Jim Allen's House
Three fascinating and historic properties in the heart of Lamu – a large 19th Century house, a spacious traditional Swahili house and an atmospheric walled garden with ancient ruined mosque.
In total the plots have an enormous ground floor area of 480 sq metres (approx 5170 sq ft), and any purchaser would have the opportunity to create a really substantial and unique home out of these three distinctive and diverse properties.
Formerly the residence of James de Vere Allen – scholar of Swahili history and culture and founding curator of Lamu Museum, a large and imposing house in an elevated position close to Lamu’s main street and dating back to the 19th Century.
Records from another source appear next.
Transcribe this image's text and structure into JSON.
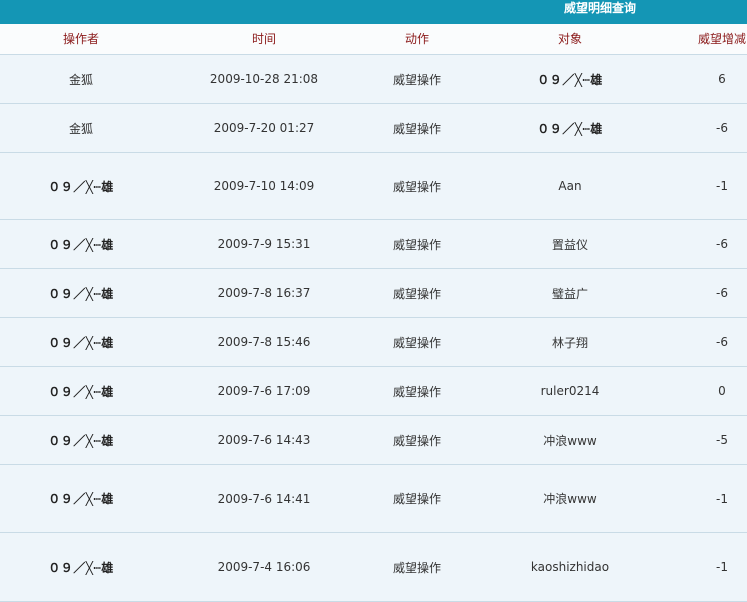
{
  "page_title": "威望明细查询",
  "columns": {
    "operator": "操作者",
    "time": "时间",
    "action": "动作",
    "target": "对象",
    "delta": "威望增减"
  },
  "rows": [
    {
      "operator": "金狐",
      "time": "2009-10-28 21:08",
      "action": "威望操作",
      "target": "０９／╳┉雄",
      "delta": "6"
    },
    {
      "operator": "金狐",
      "time": "2009-7-20 01:27",
      "action": "威望操作",
      "target": "０９／╳┉雄",
      "delta": "-6"
    },
    {
      "operator": "０９／╳┉雄",
      "time": "2009-7-10 14:09",
      "action": "威望操作",
      "target": "Aan",
      "delta": "-1"
    },
    {
      "operator": "０９／╳┉雄",
      "time": "2009-7-9 15:31",
      "action": "威望操作",
      "target": "置益仪",
      "delta": "-6"
    },
    {
      "operator": "０９／╳┉雄",
      "time": "2009-7-8 16:37",
      "action": "威望操作",
      "target": "璧益广",
      "delta": "-6"
    },
    {
      "operator": "０９／╳┉雄",
      "time": "2009-7-8 15:46",
      "action": "威望操作",
      "target": "林子翔",
      "delta": "-6"
    },
    {
      "operator": "０９／╳┉雄",
      "time": "2009-7-6 17:09",
      "action": "威望操作",
      "target": "ruler0214",
      "delta": "0"
    },
    {
      "operator": "０９／╳┉雄",
      "time": "2009-7-6 14:43",
      "action": "威望操作",
      "target": "冲浪www",
      "delta": "-5"
    },
    {
      "operator": "０９／╳┉雄",
      "time": "2009-7-6 14:41",
      "action": "威望操作",
      "target": "冲浪www",
      "delta": "-1"
    },
    {
      "operator": "０９／╳┉雄",
      "time": "2009-7-4 16:06",
      "action": "威望操作",
      "target": "kaoshizhidao",
      "delta": "-1"
    }
  ]
}
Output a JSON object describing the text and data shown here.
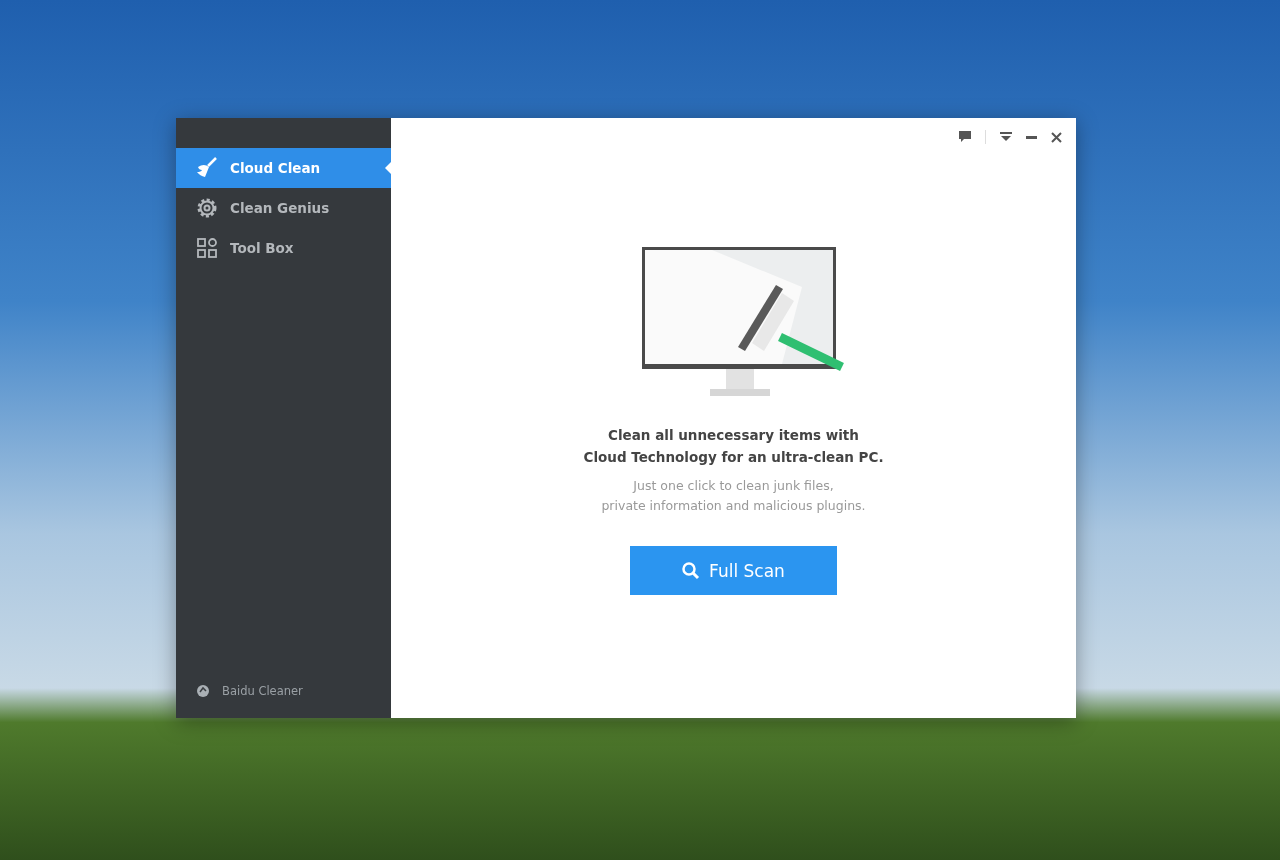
{
  "sidebar": {
    "items": [
      {
        "label": "Cloud Clean",
        "selected": true
      },
      {
        "label": "Clean Genius",
        "selected": false
      },
      {
        "label": "Tool Box",
        "selected": false
      }
    ],
    "footer": "Baidu Cleaner"
  },
  "main": {
    "headline": [
      "Clean all unnecessary items with",
      "Cloud Technology for an ultra-clean PC."
    ],
    "subtext": [
      "Just one click to clean junk files,",
      "private information and malicious plugins."
    ],
    "button": "Full Scan"
  }
}
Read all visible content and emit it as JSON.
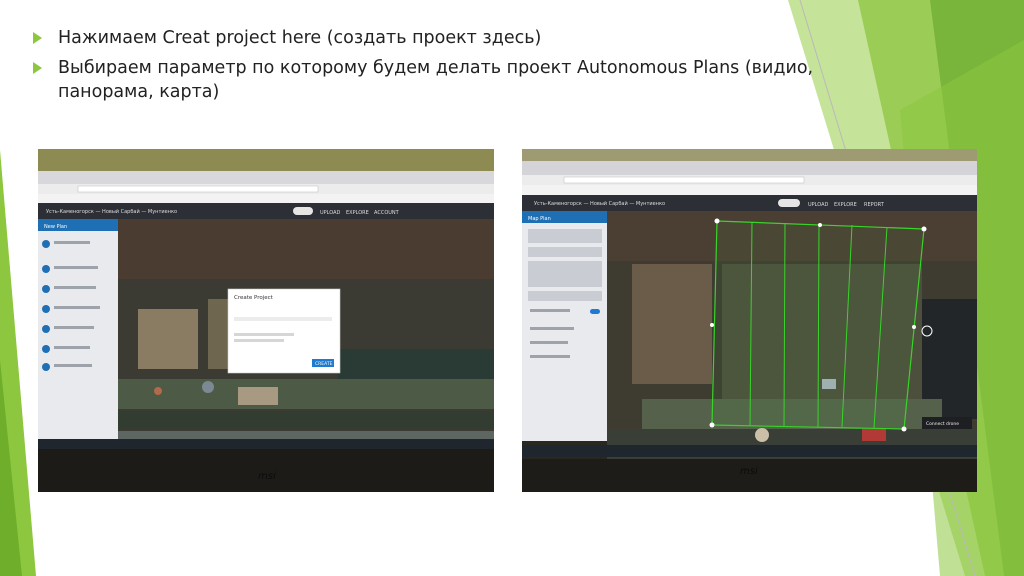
{
  "bullets": [
    "Нажимаем Creat project here (создать проект здесь)",
    "Выбираем параметр по которому будем делать проект Autonomous Plans (видио, панорама, карта)"
  ],
  "photo1": {
    "location": "Усть-Каменогорск — Новый Сарбай — Мунтиенко",
    "tabs": [
      "UPLOAD",
      "EXPLORE",
      "ACCOUNT"
    ],
    "sidebar_title": "New Plan",
    "dialog_title": "Create Project",
    "dialog_button": "CREATE",
    "taskbar_brand": "msi"
  },
  "photo2": {
    "location": "Усть-Каменогорск — Новый Сарбай — Мунтиенко",
    "tabs": [
      "UPLOAD",
      "EXPLORE",
      "REPORT"
    ],
    "sidebar_title": "Map Plan",
    "connect_label": "Connect drone",
    "taskbar_brand": "msi"
  },
  "colors": {
    "accent": "#8dc63f",
    "flight_path": "#39d42a"
  }
}
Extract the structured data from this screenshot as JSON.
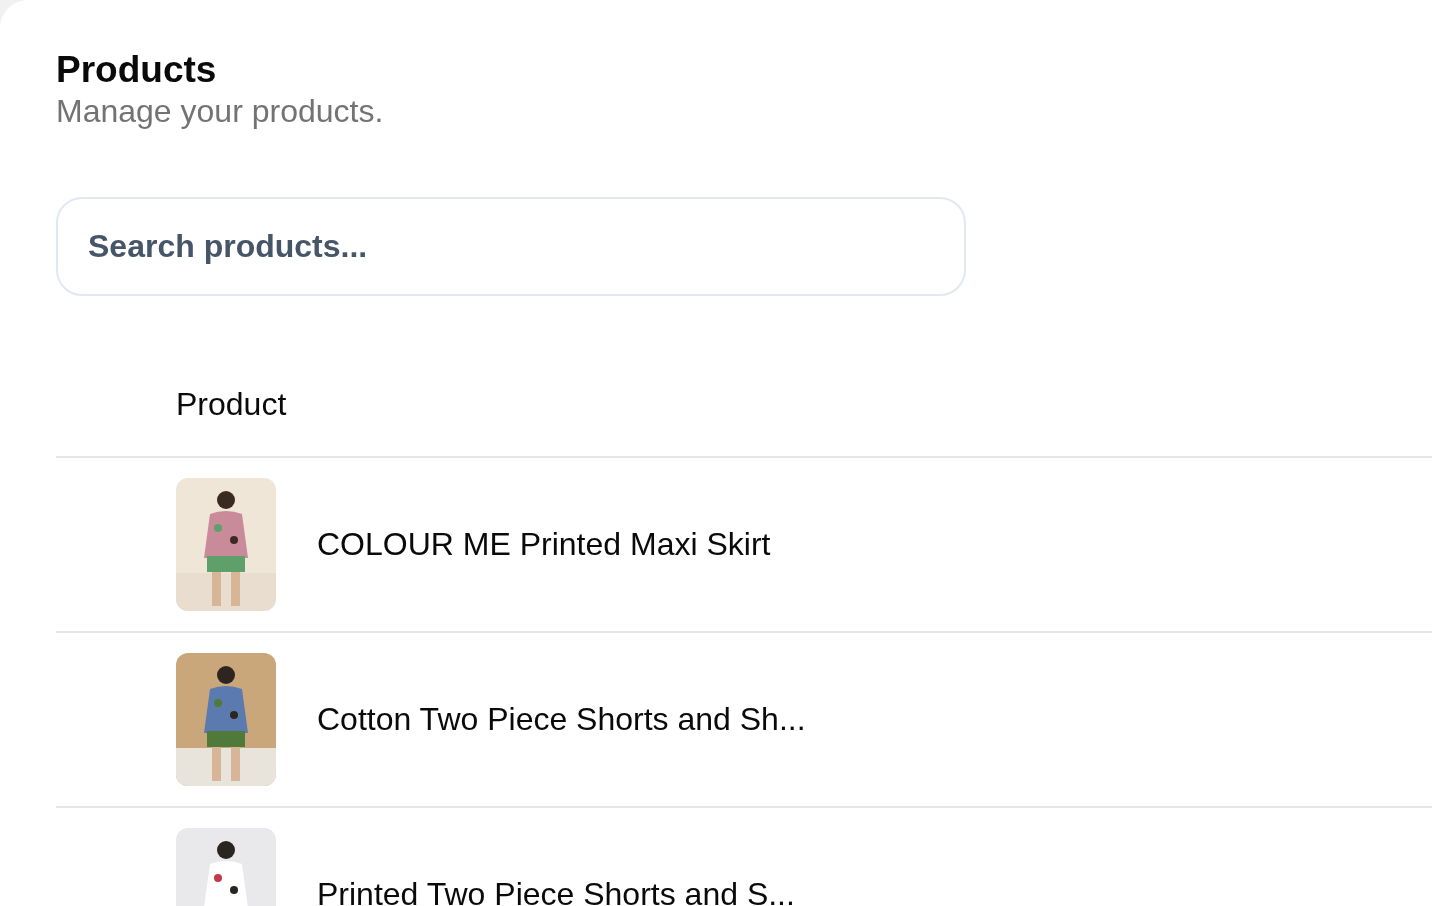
{
  "header": {
    "title": "Products",
    "subtitle": "Manage your products."
  },
  "search": {
    "placeholder": "Search products..."
  },
  "table": {
    "columns": [
      "Product"
    ],
    "rows": [
      {
        "name": "COLOUR ME Printed Maxi Skirt"
      },
      {
        "name": "Cotton Two Piece Shorts and Sh..."
      },
      {
        "name": "Printed Two Piece Shorts and S..."
      }
    ]
  }
}
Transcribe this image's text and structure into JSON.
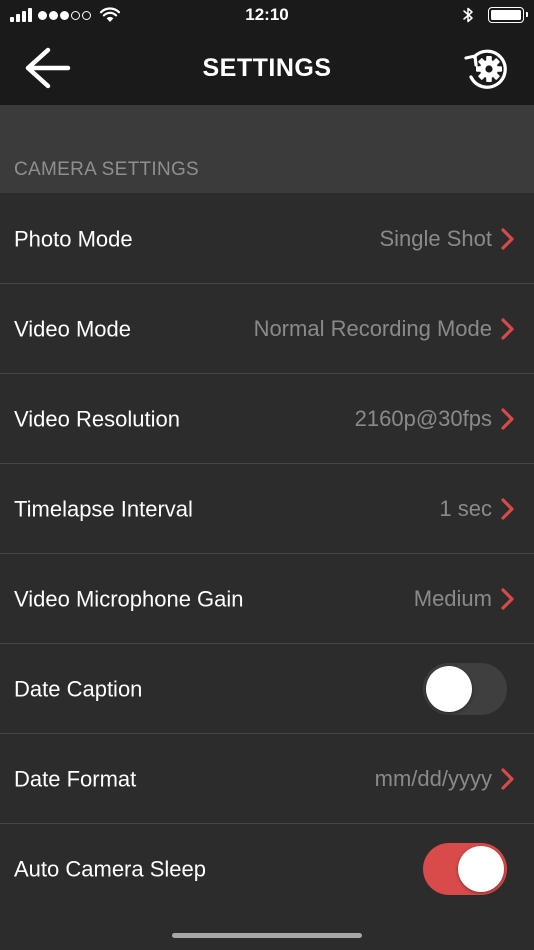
{
  "status_bar": {
    "time": "12:10",
    "signal_bars": 4,
    "carrier_dots_filled": 3,
    "carrier_dots_total": 5,
    "battery_level": 1.0
  },
  "nav": {
    "title": "SETTINGS",
    "back_icon": "arrow-left-icon",
    "reset_icon": "reset-gear-icon"
  },
  "section": {
    "title": "CAMERA SETTINGS"
  },
  "rows": [
    {
      "label": "Photo Mode",
      "value": "Single Shot",
      "type": "select"
    },
    {
      "label": "Video Mode",
      "value": "Normal Recording Mode",
      "type": "select"
    },
    {
      "label": "Video Resolution",
      "value": "2160p@30fps",
      "type": "select"
    },
    {
      "label": "Timelapse Interval",
      "value": "1 sec",
      "type": "select"
    },
    {
      "label": "Video Microphone Gain",
      "value": "Medium",
      "type": "select"
    },
    {
      "label": "Date Caption",
      "type": "toggle",
      "on": false
    },
    {
      "label": "Date Format",
      "value": "mm/dd/yyyy",
      "type": "select"
    },
    {
      "label": "Auto Camera Sleep",
      "type": "toggle",
      "on": true
    }
  ],
  "colors": {
    "accent": "#d94a4a",
    "background": "#2c2c2c",
    "header": "#1a1a1a",
    "section_header": "#3b3b3b"
  }
}
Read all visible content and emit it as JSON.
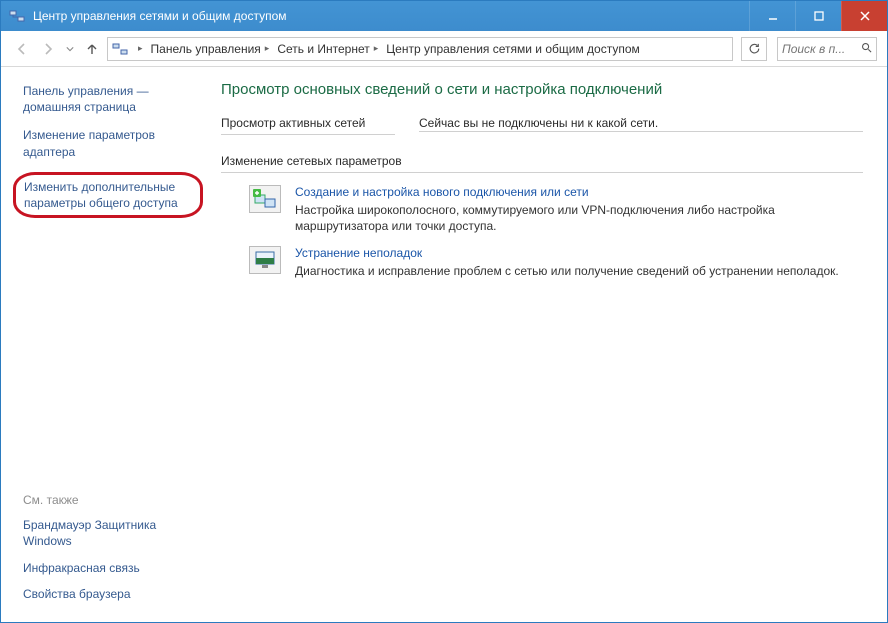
{
  "window": {
    "title": "Центр управления сетями и общим доступом"
  },
  "breadcrumb": {
    "seg1": "Панель управления",
    "seg2": "Сеть и Интернет",
    "seg3": "Центр управления сетями и общим доступом"
  },
  "search": {
    "placeholder": "Поиск в п..."
  },
  "sidebar": {
    "home": "Панель управления — домашняя страница",
    "adapter": "Изменение параметров адаптера",
    "advanced": "Изменить дополнительные параметры общего доступа",
    "seealso_label": "См. также",
    "seealso": {
      "firewall": "Брандмауэр Защитника Windows",
      "infrared": "Инфракрасная связь",
      "browser": "Свойства браузера"
    }
  },
  "main": {
    "heading": "Просмотр основных сведений о сети и настройка подключений",
    "active_label": "Просмотр активных сетей",
    "active_msg": "Сейчас вы не подключены ни к какой сети.",
    "change_label": "Изменение сетевых параметров",
    "item1": {
      "title": "Создание и настройка нового подключения или сети",
      "desc": "Настройка широкополосного, коммутируемого или VPN-подключения либо настройка маршрутизатора или точки доступа."
    },
    "item2": {
      "title": "Устранение неполадок",
      "desc": "Диагностика и исправление проблем с сетью или получение сведений об устранении неполадок."
    }
  }
}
The house sits on one of the old town’s nicest and most historic streets – very close to the fort, town square and seafront. The whole property is bordered on two other sides by quiet alleyways. On the ground floor there are six interconnecting rooms, on the first floor five interconnecting rooms, and on the second floor two very lofty makuti-thatched rooms and a spacious open terrace with sea views.
The house is in good structural condition, and features several beautiful antique carved doors and numerous shuttered and louvered hardwood windows and doors, but is in need of some renovation, redecoration and modernisation. The owner, himself an architect, has detailed plans for the improvement of the house, the installation of new kitchens and bathrooms etc
A big single-storey building built in traditional Swahili style, consisting of two large, long and particularly high-ceilinged galleries, together with two bedrooms, shady courtyard, bathroom, kitchen area and store. The Swahili house adjoins the main house and is linked by a staircase and a large flat-roofed area. It also has its own separate entrance close to Lamu’s main street.
Again the property is strongly built and well maintained and could be renovated and extended as much or as little as one might want to. It would be possible to link both houses together on the ground and first floors, and to extend the Swahili house upwards by one or more storeys. Alternatively it could remain as spacious self-contained accommodation - or find use as an artist’s studio or other workspace.
A large and really atmospheric ‘secret garden’, containing in part of the remains of a historic mosque dating back to the 16th or 17th Century. The garden adjoins the main house and consists of a variety of levels and terraces and paved areas and balconies, with attractive coral rag walls and ancient archways, steps and seating areas.
It has a separate entrance from the street with huge and impressive wooden double doors. The whole garden area is planted with mature trees and flowering plants including coconut palms, frangipani, neem trees and pink and white bougainvillea.
Price - 315,000 Euros